If you thought China was a tea-drinking nation and not at all into coffee, you’d be right – supposing your notions were from a generation ago. Thus insofar as investment, the opportunity presented by Luckin Coffee (OTCMKTS:LKNCY) was tempting. Until recently. Now it’s turned into one bitter brew and the question is whether Luckin Stock can outlast the woes that made world headlines.
In April, Luckin Chairman Charles Zhengyao Lu and CEO Jenny Zhiya Qian surrendered Luckin to lenders after a company Lu’s family controlled defaulted on a $518 million margin loan. What’s worse, “Much of [Luckin’s] 2019 sales were fabricated,” Reuters reported, “sending shares plunging as much as 82% in U.S. trading and sparking an investigation by China’s securities regulator.”
And this is where you want to sink your money?
Too Many Serious Questions
Despite the tsunami of bad news, Luckin Coffee still operates more than 6,500 locations in China. That’s at least 2,000 more than the 4,123 stores that Starbucks (NASDAQ:SBUX) had at the end of 2019.
Yet in the mathematics of financial impropriety, the number 518 million is greater than 6,500. It’s thus fair to say that Luckin stock is radioactive and shouldn’t be touched for at least a year. Monstrous lies about sales? Loan defaults? Investigations? Lawsuits? It’s not exactly the stuff of smart investing.
That noted, one critical question deserves a shot: With the company’s shenanigans exposed, has LKNCY set the stage to pick itself up and resume its domination of the Chinese coffee market?
Luckin Stock: Look Out Below
Between April 1 and May 22, Luckin stock did a screaming dive toward the ground, dropping 95%. Strange to say, perhaps, but Luckin is lucky it didn’t wind up a flaming wreck. Fast forward to the second week of September and at $2.43 per share, LKNCY is actually up 74% from its May nadir. But at that price, percentages are deceptive as just a few pennies one way or the other create the impression of massive movement. Better to consider that since April 1, Luckin stock is off by 91%.
As for looking back to the pre-default days, here’s where things get tricky. Investors should give up – immediately – the idea of studying 2019 share prices for intelligence, since the company fudged its numbers. Luckin went public in May 2019.
As to the future, it doesn’t matter who’s at the helm and what kind of forecasts they make because even if they are 110% truthful, they can’t factor in the eventual impact of the lawsuits the coffee giant faces.
Good luck on the leadership thing, meanwhile, as Zhengyao Lu isn’t going away even if the CEO did. Though he left the company’s board, some observers believe it’s a ruse to boost investor confidence. His voting interest in Luckin Coffee did not decrease despite the tens of millions of shares he forfeited to banks, including Goldman Sachs Group (NYSE:GS) and Credit Suisse Group (NYSE:CS). He also had a hand in picking the company’s replacement board, which doesn’t suggest the rosy scent of reform.

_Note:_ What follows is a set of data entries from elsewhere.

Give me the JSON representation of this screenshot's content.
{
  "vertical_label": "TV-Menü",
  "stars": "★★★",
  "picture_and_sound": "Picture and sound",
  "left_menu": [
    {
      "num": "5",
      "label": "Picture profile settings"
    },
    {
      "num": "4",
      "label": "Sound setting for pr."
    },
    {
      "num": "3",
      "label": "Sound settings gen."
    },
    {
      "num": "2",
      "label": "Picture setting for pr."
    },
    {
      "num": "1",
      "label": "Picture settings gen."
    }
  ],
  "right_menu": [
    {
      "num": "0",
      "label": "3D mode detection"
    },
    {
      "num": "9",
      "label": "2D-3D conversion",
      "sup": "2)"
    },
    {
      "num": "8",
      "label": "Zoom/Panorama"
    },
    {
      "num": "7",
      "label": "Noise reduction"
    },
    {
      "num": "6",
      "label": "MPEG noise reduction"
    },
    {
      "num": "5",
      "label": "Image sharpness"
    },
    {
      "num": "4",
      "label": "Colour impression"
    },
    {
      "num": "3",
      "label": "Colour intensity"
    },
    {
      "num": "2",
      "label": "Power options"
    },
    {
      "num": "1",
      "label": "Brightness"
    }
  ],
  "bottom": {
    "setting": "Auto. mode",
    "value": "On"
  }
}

Stay Far Away From Luckin
Granted, Luckin’s thousands of stores still put it atop the Chinese coffee heap. Any company that has a third more locations than Starbucks can’t be dismissed outright. That alone could make Luckin a tempting target for acquisition; the company also has the option to go private.
Just because something is possible, though, does not mean it’s probable let alone profitable. And in the high-stakes world of Chinese coffee sales – which hit $4.4 billion in 2018 – Luckin’s value in terms of brand loyalty isn’t clear. InvestorPlace’s Patrick Sanders pointed out that a generous flow of free snacks lured many customers in the door. Thus, “We have no idea if customers are really that into Luckin, or if they’ll be willing to keep drinking coffee drinks without the freebies.”

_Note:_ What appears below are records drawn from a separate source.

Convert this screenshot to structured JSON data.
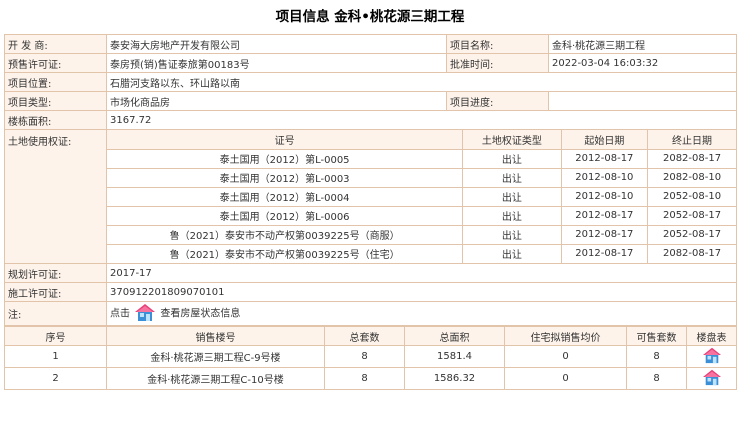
{
  "title": "项目信息 金科•桃花源三期工程",
  "info": {
    "developer_label": "开 发 商:",
    "developer": "泰安海大房地产开发有限公司",
    "project_name_label": "项目名称:",
    "project_name": "金科·桃花源三期工程",
    "presale_label": "预售许可证:",
    "presale": "泰房预(销)售证泰旅第00183号",
    "approval_label": "批准时间:",
    "approval": "2022-03-04 16:03:32",
    "location_label": "项目位置:",
    "location": "石腊河支路以东、环山路以南",
    "type_label": "项目类型:",
    "type": "市场化商品房",
    "progress_label": "项目进度:",
    "progress": "",
    "area_label": "楼栋面积:",
    "area": "3167.72",
    "land_label": "土地使用权证:",
    "planning_label": "规划许可证:",
    "planning": "2017-17",
    "construction_label": "施工许可证:",
    "construction": "370912201809070101",
    "note_label": "注:",
    "note_prefix": "点击",
    "note_suffix": "查看房屋状态信息"
  },
  "land_table": {
    "headers": [
      "证号",
      "土地权证类型",
      "起始日期",
      "终止日期"
    ],
    "rows": [
      [
        "泰土国用（2012）第L-0005",
        "出让",
        "2012-08-17",
        "2082-08-17"
      ],
      [
        "泰土国用（2012）第L-0003",
        "出让",
        "2012-08-10",
        "2082-08-10"
      ],
      [
        "泰土国用（2012）第L-0004",
        "出让",
        "2012-08-10",
        "2052-08-10"
      ],
      [
        "泰土国用（2012）第L-0006",
        "出让",
        "2012-08-17",
        "2052-08-17"
      ],
      [
        "鲁（2021）泰安市不动产权第0039225号（商服）",
        "出让",
        "2012-08-17",
        "2052-08-17"
      ],
      [
        "鲁（2021）泰安市不动产权第0039225号（住宅）",
        "出让",
        "2012-08-17",
        "2082-08-17"
      ]
    ]
  },
  "sales_table": {
    "headers": [
      "序号",
      "销售楼号",
      "总套数",
      "总面积",
      "住宅拟销售均价",
      "可售套数",
      "楼盘表"
    ],
    "rows": [
      [
        "1",
        "金科·桃花源三期工程C-9号楼",
        "8",
        "1581.4",
        "0",
        "8"
      ],
      [
        "2",
        "金科·桃花源三期工程C-10号楼",
        "8",
        "1586.32",
        "0",
        "8"
      ]
    ]
  },
  "icons": {
    "house": "house-icon"
  },
  "colors": {
    "label_bg": "#fdf3ea",
    "border": "#e2c4aa",
    "roof": "#e8417a",
    "wall": "#3b8fd6"
  }
}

Here’s what isn’t free: your hard-earned investment dollar. Sometimes the bottom-feeder approach can work and there’s no telling whether a few shares of Luckin stock today will be worth four times as much tomorrow.
But the opposite may be even more likely. Considering how the company got to thousands of stores, no one has any way of knowing whether everything will collapse in a few months – especially if other irregularities are revealed. You see, cooking free pastries is one thing, cooking the books another.
So if for some reason you’re still thinking of a major play, excuse me while coffee squirts out my nose.
On the date of publication, Lou Carlozo did not have (either directly or indirectly) any positions in the securities mentioned in this article.